Well, if we’ve got “too far” indicators, let’s look at some “not far enough” ones.

* you have no idea what files/modules/objects are likely to change.
* you are terrified it won’t fit in a couple of days.
* you don’t know how you’ll respond to a generic failure in the new functionality.
* you don’t know how you’ll enable/disable the new functionality.

When you hit the keyboard, you want just enough to make you feel you know where to start typing. Don’t worry that you haven’t done enough thinking. You haven’t, and that’s the correct situation to be in.

Hey, That’s A *Feeling* Not An Algorithm!

Yes. It’s a feeling, not an algorithm. (The force is strong in this one. <cue eye-roll>.)

There’s no computable algorithm for determining when you’ve done enough design. Very intelligent bozo’s have been trying and failing to find one for quite some time. Or, maybe there is one, maybe one exists, but it doesn’t matter because we don’t know it yet.

And before you bemoan this too much, try to remember: the current non-computability of the software design problem is why you aren’t on the night shift at 7-11. Or hiding from SkyNet in the rubble.

So you’re going to have to go with your gut.
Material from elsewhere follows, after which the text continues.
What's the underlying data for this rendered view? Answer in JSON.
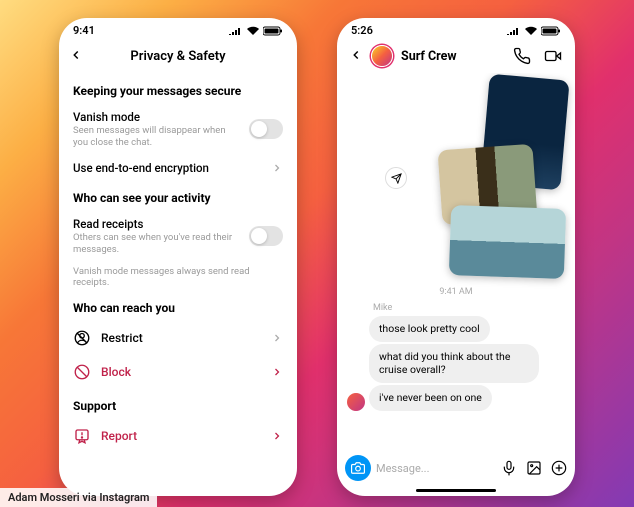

Collaboration May Be Called For

The decision point will vary from one context to another, depending on factors including but not limited to: codebase knowledge, mad geek chops, domain knowledge, really offensive arrogance, number of eyeballs, most recent collossal failure, etc.

In a collaborative situation, people will disagree about their gut feelings. I’ll offer a pro-tip: don’t disrespect folks who are less confident than you. Find a 50/50 compromise, then bias it a little towards the nervous side, and do it explicitly and openly and cheerfully. The time difference isn’t that significant. Good nervous cheer from your pair is very significant.

(On the other hand, I usually resist compromising with corporate handbook nervousness. I especially target here company-wide design rules, which are nearly always borked beyond any ready solution.)

Is That All The Design We Do?

Of course not.

The stopping point above isn’t the stopping point of design, far from it. Remember, we’re talking here about pre-coding design.

When we say we’re ready to code we most definitely don’t mean we’re ready to not design. The real design is just heating up, in fact. All through the implementation process we will be making further design decisions.

The fear is that we haven’t done enough thinking to really solve the problem.

The reason we have that fear is because that’s the situation: we haven’t done enough thinking to really solve the problem.

But I’ll let you in on a little secret. Thinking is done with thoughts. Really solving the problem is done with code. You will never really solve the problem by thinking, you will only ever really solve the problem with the code.

That doesn’t mean we don’t think. It means we think enough to code, then enter a tight little cycle of code-think-code-think-code-think.

Design Enough To Code,

Then Code-Design-Code-Design-Code-Design